= Beginning of Section =

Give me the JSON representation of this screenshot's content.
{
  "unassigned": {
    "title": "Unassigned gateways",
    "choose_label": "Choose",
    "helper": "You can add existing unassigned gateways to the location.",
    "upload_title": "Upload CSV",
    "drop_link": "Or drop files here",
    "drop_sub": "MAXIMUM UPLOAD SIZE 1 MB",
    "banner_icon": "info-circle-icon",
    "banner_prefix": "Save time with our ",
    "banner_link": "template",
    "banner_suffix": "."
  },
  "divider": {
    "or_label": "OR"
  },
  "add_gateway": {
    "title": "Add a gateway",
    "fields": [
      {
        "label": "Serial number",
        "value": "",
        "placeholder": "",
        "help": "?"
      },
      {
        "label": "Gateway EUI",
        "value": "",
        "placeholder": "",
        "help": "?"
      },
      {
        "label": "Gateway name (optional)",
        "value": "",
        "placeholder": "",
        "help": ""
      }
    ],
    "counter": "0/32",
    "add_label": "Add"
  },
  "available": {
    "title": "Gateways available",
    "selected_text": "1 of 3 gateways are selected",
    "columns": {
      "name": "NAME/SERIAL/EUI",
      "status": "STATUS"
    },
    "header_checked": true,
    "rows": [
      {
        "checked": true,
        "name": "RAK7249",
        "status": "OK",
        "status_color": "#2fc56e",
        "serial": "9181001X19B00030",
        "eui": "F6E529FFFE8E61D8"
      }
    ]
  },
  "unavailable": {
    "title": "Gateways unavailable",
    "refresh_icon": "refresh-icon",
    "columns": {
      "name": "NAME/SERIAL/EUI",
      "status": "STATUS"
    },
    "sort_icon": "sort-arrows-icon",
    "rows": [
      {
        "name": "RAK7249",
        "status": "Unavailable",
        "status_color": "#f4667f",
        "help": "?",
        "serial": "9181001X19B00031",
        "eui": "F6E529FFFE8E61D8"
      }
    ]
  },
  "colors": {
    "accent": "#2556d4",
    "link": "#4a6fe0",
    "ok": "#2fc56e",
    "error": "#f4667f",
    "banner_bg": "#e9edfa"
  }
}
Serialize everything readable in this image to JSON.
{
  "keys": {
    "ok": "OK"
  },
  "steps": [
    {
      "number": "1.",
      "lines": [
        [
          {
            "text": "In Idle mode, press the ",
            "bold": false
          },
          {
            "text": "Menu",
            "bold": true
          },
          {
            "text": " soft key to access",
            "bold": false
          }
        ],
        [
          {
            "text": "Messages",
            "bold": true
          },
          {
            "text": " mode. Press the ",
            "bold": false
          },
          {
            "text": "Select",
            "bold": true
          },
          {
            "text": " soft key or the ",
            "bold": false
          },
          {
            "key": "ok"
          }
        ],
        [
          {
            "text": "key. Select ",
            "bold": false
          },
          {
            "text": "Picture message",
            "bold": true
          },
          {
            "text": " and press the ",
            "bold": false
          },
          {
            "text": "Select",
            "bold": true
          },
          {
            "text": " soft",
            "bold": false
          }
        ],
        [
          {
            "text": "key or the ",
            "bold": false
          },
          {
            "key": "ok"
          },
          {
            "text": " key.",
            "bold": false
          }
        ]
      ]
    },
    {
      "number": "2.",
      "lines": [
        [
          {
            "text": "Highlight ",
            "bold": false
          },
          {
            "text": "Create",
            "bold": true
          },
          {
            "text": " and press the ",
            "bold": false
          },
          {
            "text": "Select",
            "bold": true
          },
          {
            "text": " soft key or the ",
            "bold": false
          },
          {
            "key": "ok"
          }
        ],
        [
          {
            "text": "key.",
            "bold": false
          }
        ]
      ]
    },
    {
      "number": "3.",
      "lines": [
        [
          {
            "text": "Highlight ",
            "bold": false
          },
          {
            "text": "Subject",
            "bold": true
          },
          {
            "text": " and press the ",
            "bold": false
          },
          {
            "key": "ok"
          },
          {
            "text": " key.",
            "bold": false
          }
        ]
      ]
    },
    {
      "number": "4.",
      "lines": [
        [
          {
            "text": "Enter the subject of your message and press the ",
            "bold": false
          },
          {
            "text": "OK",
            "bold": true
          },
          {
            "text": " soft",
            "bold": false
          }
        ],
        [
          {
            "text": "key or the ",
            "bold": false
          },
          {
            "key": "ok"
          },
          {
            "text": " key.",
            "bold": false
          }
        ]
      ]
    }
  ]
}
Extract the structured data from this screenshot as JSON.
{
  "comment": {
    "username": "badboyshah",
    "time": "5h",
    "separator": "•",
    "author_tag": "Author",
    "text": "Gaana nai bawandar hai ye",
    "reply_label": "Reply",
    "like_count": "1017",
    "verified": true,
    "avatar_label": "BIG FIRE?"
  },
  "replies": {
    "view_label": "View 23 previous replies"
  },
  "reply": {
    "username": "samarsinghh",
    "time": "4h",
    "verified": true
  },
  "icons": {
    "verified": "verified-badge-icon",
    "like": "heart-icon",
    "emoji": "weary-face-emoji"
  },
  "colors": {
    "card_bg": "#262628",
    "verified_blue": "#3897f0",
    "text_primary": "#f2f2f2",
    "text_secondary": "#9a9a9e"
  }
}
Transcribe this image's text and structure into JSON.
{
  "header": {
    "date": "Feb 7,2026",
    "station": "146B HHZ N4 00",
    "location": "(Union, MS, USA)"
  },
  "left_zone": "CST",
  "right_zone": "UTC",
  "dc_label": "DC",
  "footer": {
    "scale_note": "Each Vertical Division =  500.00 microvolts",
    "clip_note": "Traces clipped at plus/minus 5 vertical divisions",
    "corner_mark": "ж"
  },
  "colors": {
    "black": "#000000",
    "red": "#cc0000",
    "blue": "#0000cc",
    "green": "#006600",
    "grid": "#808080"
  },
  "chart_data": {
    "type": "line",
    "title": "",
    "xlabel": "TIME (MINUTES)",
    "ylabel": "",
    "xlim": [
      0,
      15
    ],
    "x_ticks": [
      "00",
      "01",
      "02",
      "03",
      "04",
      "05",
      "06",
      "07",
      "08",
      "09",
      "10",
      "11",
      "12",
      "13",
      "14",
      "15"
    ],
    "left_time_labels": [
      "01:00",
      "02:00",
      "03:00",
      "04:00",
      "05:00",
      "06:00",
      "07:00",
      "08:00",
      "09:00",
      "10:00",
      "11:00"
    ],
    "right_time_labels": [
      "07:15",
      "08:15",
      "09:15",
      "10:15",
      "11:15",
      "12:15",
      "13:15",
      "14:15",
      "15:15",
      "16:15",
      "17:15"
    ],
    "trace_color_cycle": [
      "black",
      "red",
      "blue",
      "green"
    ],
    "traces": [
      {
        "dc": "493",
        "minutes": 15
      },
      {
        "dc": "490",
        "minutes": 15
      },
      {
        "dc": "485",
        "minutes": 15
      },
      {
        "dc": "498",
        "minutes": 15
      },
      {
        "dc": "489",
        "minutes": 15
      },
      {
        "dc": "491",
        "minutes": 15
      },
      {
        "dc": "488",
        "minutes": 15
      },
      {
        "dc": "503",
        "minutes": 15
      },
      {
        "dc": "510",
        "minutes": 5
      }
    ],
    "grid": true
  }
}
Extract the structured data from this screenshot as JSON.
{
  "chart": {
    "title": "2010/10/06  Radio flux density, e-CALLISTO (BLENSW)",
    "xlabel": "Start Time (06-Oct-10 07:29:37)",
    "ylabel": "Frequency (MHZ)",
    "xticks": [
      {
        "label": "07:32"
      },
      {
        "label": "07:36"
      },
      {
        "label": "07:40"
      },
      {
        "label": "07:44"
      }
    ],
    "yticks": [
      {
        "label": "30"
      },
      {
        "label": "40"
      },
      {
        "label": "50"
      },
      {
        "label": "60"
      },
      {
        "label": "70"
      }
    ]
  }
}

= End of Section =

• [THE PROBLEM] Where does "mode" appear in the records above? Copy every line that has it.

• [WRITTEN RESPONSE]
            "text": "In Idle mode, press the ",
            "text": " mode. Press the ",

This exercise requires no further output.